SUPPLIED DATA -

____________________

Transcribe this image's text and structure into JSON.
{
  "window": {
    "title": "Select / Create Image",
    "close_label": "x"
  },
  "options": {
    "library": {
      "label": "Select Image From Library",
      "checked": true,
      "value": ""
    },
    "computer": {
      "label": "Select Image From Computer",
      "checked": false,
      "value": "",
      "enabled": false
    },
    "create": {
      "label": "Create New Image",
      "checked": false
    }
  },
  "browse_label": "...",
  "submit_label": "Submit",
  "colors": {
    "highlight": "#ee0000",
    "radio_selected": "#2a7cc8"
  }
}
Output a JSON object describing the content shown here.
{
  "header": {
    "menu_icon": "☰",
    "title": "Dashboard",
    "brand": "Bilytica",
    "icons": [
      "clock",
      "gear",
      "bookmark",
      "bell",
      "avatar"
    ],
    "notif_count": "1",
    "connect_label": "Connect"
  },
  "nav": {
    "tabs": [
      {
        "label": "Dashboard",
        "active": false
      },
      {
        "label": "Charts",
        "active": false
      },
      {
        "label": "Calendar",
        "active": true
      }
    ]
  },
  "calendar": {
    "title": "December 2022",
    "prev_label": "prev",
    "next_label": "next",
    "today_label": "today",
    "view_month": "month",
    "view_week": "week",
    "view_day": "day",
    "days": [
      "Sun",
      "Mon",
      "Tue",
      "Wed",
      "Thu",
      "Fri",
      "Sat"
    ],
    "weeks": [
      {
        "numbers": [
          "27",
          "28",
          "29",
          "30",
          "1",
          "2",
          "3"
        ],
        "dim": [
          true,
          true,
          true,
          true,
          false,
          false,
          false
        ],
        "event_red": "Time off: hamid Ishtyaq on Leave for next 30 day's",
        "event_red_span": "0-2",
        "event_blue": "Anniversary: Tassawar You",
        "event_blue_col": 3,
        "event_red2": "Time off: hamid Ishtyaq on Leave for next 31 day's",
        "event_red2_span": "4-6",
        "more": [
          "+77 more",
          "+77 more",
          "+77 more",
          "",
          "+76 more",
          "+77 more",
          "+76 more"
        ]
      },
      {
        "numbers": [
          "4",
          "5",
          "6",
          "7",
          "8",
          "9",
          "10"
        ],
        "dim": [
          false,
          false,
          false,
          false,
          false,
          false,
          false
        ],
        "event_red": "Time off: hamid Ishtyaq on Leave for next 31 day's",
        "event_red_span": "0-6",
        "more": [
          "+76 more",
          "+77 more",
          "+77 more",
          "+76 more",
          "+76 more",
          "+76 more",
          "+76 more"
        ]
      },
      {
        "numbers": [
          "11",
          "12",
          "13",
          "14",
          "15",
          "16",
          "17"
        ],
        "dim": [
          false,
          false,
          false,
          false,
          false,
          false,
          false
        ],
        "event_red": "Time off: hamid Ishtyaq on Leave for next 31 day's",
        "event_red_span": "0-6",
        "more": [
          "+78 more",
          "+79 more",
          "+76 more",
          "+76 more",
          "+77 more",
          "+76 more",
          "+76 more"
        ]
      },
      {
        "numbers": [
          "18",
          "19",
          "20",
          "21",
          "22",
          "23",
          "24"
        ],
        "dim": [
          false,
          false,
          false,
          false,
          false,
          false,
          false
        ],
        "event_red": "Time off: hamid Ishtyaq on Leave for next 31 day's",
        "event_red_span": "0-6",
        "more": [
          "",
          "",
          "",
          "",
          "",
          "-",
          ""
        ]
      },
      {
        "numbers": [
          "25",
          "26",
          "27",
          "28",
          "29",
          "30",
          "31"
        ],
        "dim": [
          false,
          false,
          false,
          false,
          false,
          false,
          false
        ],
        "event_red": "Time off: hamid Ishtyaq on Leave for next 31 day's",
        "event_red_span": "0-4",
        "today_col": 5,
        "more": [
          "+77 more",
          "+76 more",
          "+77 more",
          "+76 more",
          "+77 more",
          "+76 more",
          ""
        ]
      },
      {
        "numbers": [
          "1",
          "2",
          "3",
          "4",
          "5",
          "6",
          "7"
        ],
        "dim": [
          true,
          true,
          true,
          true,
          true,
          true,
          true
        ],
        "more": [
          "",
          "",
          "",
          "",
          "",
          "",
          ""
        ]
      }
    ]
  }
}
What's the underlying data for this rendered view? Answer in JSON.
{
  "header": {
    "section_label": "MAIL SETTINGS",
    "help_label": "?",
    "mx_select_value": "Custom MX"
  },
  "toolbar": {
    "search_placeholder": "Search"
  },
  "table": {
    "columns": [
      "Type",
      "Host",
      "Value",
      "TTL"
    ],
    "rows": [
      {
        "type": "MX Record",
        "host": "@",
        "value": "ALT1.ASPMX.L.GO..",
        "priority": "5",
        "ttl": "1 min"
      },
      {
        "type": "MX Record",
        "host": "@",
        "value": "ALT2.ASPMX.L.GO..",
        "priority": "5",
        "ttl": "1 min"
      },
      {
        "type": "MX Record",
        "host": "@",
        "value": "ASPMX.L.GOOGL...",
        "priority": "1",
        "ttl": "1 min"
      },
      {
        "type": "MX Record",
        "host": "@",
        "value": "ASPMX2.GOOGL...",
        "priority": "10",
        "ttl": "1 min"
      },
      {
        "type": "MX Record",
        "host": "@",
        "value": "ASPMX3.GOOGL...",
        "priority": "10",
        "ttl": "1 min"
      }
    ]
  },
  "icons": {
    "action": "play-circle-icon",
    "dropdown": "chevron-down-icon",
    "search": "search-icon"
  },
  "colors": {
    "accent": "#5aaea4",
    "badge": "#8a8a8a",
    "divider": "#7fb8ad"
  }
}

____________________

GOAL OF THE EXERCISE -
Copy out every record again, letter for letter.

WRITTEN RESPONSE -
Transcribe this image's text and structure into JSON.
{
  "window": {
    "title": "Select / Create Image",
    "close_label": "x"
  },
  "options": {
    "library": {
      "label": "Select Image From Library",
      "checked": true,
      "value": ""
    },
    "computer": {
      "label": "Select Image From Computer",
      "checked": false,
      "value": "",
      "enabled": false
    },
    "create": {
      "label": "Create New Image",
      "checked": false
    }
  },
  "browse_label": "...",
  "submit_label": "Submit",
  "colors": {
    "highlight": "#ee0000",
    "radio_selected": "#2a7cc8"
  }
}
Output a JSON object describing the content shown here.
{
  "header": {
    "menu_icon": "☰",
    "title": "Dashboard",
    "brand": "Bilytica",
    "icons": [
      "clock",
      "gear",
      "bookmark",
      "bell",
      "avatar"
    ],
    "notif_count": "1",
    "connect_label": "Connect"
  },
  "nav": {
    "tabs": [
      {
        "label": "Dashboard",
        "active": false
      },
      {
        "label": "Charts",
        "active": false
      },
      {
        "label": "Calendar",
        "active": true
      }
    ]
  },
  "calendar": {
    "title": "December 2022",
    "prev_label": "prev",
    "next_label": "next",
    "today_label": "today",
    "view_month": "month",
    "view_week": "week",
    "view_day": "day",
    "days": [
      "Sun",
      "Mon",
      "Tue",
      "Wed",
      "Thu",
      "Fri",
      "Sat"
    ],
    "weeks": [
      {
        "numbers": [
          "27",
          "28",
          "29",
          "30",
          "1",
          "2",
          "3"
        ],
        "dim": [
          true,
          true,
          true,
          true,
          false,
          false,
          false
        ],
        "event_red": "Time off: hamid Ishtyaq on Leave for next 30 day's",
        "event_red_span": "0-2",
        "event_blue": "Anniversary: Tassawar You",
        "event_blue_col": 3,
        "event_red2": "Time off: hamid Ishtyaq on Leave for next 31 day's",
        "event_red2_span": "4-6",
        "more": [
          "+77 more",
          "+77 more",
          "+77 more",
          "",
          "+76 more",
          "+77 more",
          "+76 more"
        ]
      },
      {
        "numbers": [
          "4",
          "5",
          "6",
          "7",
          "8",
          "9",
          "10"
        ],
        "dim": [
          false,
          false,
          false,
          false,
          false,
          false,
          false
        ],
        "event_red": "Time off: hamid Ishtyaq on Leave for next 31 day's",
        "event_red_span": "0-6",
        "more": [
          "+76 more",
          "+77 more",
          "+77 more",
          "+76 more",
          "+76 more",
          "+76 more",
          "+76 more"
        ]
      },
      {
        "numbers": [
          "11",
          "12",
          "13",
          "14",
          "15",
          "16",
          "17"
        ],
        "dim": [
          false,
          false,
          false,
          false,
          false,
          false,
          false
        ],
        "event_red": "Time off: hamid Ishtyaq on Leave for next 31 day's",
        "event_red_span": "0-6",
        "more": [
          "+78 more",
          "+79 more",
          "+76 more",
          "+76 more",
          "+77 more",
          "+76 more",
          "+76 more"
        ]
      },
      {
        "numbers": [
          "18",
          "19",
          "20",
          "21",
          "22",
          "23",
          "24"
        ],
        "dim": [
          false,
          false,
          false,
          false,
          false,
          false,
          false
        ],
        "event_red": "Time off: hamid Ishtyaq on Leave for next 31 day's",
        "event_red_span": "0-6",
        "more": [
          "",
          "",
          "",
          "",
          "",
          "-",
          ""
        ]
      },
      {
        "numbers": [
          "25",
          "26",
          "27",
          "28",
          "29",
          "30",
          "31"
        ],
        "dim": [
          false,
          false,
          false,
          false,
          false,
          false,
          false
        ],
        "event_red": "Time off: hamid Ishtyaq on Leave for next 31 day's",
        "event_red_span": "0-4",
        "today_col": 5,
        "more": [
          "+77 more",
          "+76 more",
          "+77 more",
          "+76 more",
          "+77 more",
          "+76 more",
          ""
        ]
      },
      {
        "numbers": [
          "1",
          "2",
          "3",
          "4",
          "5",
          "6",
          "7"
        ],
        "dim": [
          true,
          true,
          true,
          true,
          true,
          true,
          true
        ],
        "more": [
          "",
          "",
          "",
          "",
          "",
          "",
          ""
        ]
      }
    ]
  }
}
What's the underlying data for this rendered view? Answer in JSON.
{
  "header": {
    "section_label": "MAIL SETTINGS",
    "help_label": "?",
    "mx_select_value": "Custom MX"
  },
  "toolbar": {
    "search_placeholder": "Search"
  },
  "table": {
    "columns": [
      "Type",
      "Host",
      "Value",
      "TTL"
    ],
    "rows": [
      {
        "type": "MX Record",
        "host": "@",
        "value": "ALT1.ASPMX.L.GO..",
        "priority": "5",
        "ttl": "1 min"
      },
      {
        "type": "MX Record",
        "host": "@",
        "value": "ALT2.ASPMX.L.GO..",
        "priority": "5",
        "ttl": "1 min"
      },
      {
        "type": "MX Record",
        "host": "@",
        "value": "ASPMX.L.GOOGL...",
        "priority": "1",
        "ttl": "1 min"
      },
      {
        "type": "MX Record",
        "host": "@",
        "value": "ASPMX2.GOOGL...",
        "priority": "10",
        "ttl": "1 min"
      },
      {
        "type": "MX Record",
        "host": "@",
        "value": "ASPMX3.GOOGL...",
        "priority": "10",
        "ttl": "1 min"
      }
    ]
  },
  "icons": {
    "action": "play-circle-icon",
    "dropdown": "chevron-down-icon",
    "search": "search-icon"
  },
  "colors": {
    "accent": "#5aaea4",
    "badge": "#8a8a8a",
    "divider": "#7fb8ad"
  }
}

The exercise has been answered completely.